Tags:  monetary policy, Japan, global crisis, quantitative easing, unconventional monetary policy, balance sheets, financial accelerator, credit easing, bank lending channel

Economic policies pursuant to the Global Crisis: A critique

Richard Wood 13 July 2014

a

A

Interrelated economic problems

Current high public debt burdens are due to three main forces:

a

A

Topics:  Global crisis Macroeconomic policy

Tags:  global crisis, policy response, overt money financing

R&D internationalisation during the Global Crisis

Bernhard Dachs, Georg Zahradnik 06 July 2014

a

A

Foreign firms’ share of total business R&D expenditure increased during the last three decades in almost all countries where data is available, but this trend stopped with the Global Crisis of 2008–2009. In most countries, R&D of foreign firms was more severely affected by the crisis than R&D of domestic firms. However, the crisis did not lead to a new global distribution of overseas R&D expenditure.

a

A

Topics:  Global crisis Productivity and Innovation

Tags:  R&D, globalisation, multinationals, FDI, innovation, global crisis, persistence, autonomy, subsidiaries

Reform and be re-elected: Evidence from the post-crisis period

Marco Buti, Alessandro Turrini, Paul van den Noord 04 July 2014

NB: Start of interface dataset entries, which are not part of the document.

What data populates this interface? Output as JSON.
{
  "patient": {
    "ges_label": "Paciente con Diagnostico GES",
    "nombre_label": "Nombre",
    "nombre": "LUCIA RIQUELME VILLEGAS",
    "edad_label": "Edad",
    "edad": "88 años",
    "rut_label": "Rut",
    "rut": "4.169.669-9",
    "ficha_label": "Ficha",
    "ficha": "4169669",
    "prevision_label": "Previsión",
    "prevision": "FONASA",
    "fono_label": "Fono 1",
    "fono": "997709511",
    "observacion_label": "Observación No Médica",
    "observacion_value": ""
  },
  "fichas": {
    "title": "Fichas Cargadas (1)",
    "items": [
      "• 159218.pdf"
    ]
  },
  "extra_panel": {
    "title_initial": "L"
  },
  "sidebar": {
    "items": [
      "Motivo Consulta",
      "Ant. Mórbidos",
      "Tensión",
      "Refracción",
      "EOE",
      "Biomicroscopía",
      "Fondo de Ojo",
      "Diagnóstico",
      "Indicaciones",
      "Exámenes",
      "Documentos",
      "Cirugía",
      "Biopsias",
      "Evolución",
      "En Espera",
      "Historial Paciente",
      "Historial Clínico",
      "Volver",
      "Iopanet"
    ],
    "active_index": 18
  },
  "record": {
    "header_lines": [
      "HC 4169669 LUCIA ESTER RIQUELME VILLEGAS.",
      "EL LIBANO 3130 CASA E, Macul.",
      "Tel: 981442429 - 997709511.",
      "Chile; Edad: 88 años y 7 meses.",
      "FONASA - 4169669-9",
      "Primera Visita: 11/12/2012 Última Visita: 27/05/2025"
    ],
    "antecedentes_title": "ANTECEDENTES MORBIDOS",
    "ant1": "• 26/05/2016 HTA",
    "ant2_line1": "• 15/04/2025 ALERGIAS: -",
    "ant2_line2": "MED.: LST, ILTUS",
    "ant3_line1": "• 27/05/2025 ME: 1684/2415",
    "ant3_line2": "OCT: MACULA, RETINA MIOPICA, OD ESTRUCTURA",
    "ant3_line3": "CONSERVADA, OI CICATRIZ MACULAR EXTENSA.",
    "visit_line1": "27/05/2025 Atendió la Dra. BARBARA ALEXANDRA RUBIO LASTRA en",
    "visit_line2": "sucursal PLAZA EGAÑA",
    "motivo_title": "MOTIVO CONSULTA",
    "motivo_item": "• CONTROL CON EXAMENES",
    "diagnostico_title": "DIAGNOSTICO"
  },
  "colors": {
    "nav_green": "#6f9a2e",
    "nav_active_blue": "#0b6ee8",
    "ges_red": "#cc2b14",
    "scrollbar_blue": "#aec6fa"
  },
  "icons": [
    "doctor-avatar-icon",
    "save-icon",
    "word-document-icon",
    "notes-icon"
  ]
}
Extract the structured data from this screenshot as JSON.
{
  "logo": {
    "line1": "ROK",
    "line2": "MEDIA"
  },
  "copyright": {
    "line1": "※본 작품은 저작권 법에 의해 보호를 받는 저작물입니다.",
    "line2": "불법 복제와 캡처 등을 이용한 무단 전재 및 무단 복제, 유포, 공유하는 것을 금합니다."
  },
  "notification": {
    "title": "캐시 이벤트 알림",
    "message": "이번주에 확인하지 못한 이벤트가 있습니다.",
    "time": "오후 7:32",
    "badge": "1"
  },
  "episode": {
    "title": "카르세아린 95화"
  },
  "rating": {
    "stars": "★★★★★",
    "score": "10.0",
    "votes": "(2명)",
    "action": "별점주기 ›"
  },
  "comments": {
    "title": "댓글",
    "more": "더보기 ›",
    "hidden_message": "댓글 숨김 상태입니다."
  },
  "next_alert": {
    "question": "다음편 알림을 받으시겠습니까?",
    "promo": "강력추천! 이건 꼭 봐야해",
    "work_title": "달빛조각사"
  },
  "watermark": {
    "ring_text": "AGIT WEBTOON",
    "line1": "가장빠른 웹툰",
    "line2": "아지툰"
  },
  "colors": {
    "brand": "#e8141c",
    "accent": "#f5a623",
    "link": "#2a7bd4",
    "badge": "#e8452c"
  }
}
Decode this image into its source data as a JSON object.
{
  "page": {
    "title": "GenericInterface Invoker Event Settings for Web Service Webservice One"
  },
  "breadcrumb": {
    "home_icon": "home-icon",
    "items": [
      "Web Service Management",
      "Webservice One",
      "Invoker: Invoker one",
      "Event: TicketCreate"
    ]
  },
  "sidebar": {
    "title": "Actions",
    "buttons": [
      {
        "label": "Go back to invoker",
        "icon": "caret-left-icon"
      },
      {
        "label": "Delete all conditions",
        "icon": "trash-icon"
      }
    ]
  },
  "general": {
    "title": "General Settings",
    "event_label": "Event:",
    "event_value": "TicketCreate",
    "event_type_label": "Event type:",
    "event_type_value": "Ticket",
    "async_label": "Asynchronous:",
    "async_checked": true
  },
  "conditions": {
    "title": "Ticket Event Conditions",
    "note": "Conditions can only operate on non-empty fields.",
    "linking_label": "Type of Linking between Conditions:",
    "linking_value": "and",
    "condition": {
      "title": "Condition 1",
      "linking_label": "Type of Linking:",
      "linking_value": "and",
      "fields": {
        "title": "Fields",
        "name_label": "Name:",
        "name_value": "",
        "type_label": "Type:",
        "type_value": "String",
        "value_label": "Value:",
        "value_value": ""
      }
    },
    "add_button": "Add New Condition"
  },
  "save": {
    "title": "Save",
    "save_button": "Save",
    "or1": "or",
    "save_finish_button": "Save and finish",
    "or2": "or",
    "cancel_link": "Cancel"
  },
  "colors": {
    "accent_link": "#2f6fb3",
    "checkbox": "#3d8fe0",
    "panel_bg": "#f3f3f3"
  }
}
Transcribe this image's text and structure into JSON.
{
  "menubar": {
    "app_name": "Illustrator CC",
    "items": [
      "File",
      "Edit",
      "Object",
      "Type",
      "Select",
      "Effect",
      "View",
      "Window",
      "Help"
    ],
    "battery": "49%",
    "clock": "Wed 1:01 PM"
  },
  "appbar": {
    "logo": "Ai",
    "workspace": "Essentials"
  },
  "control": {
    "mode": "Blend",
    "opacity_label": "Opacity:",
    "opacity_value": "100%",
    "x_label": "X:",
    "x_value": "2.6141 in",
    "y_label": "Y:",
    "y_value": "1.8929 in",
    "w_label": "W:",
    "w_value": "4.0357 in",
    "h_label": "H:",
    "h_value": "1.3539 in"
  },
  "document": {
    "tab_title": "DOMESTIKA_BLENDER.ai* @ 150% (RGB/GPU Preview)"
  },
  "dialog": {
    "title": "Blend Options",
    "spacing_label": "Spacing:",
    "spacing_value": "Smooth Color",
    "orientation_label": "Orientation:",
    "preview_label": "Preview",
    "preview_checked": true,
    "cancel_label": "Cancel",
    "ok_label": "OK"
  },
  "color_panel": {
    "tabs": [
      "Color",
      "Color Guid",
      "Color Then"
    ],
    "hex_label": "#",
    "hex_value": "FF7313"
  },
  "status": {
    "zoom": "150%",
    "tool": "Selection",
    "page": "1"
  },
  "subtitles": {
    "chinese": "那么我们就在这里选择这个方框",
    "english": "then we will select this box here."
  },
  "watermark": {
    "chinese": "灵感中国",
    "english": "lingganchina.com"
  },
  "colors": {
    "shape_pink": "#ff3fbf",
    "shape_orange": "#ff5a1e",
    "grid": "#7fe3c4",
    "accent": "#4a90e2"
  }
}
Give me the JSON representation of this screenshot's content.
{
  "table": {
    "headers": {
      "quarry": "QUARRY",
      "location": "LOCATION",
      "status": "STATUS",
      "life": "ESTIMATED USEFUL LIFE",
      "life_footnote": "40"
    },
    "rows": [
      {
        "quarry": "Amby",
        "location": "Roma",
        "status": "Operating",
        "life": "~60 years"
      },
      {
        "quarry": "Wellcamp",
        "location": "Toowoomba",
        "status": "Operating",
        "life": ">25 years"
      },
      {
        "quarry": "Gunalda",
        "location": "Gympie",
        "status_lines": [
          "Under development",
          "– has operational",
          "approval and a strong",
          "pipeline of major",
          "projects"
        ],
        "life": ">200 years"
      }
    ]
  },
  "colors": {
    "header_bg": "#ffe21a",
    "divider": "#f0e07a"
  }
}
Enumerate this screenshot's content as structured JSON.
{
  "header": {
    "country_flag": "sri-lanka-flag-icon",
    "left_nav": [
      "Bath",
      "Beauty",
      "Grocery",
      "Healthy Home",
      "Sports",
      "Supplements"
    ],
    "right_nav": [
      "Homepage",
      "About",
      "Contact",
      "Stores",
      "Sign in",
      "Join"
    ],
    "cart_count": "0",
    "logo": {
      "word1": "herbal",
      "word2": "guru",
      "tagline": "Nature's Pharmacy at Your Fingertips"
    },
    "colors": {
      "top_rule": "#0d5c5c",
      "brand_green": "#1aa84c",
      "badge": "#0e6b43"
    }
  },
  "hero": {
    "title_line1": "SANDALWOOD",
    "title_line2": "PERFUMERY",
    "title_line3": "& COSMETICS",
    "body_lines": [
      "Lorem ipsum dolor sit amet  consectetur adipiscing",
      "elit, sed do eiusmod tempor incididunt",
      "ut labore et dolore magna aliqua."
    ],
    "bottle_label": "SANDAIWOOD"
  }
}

a

A

The former Eurogroup president allegedly said, “We all know what to do but we don’t know how to be re-elected once we have done it” (The Economist 2007). In an earlier VoxEU column (Buti et al. 2008), we argued that the presumed electoral risk for a reformist government – based on the statement by Mr Juncker – is largely unfounded, in particular if a number of conditions are met.

a

A

Topics:  Politics and economics

Tags:  elections, reforms, global crisis

Pages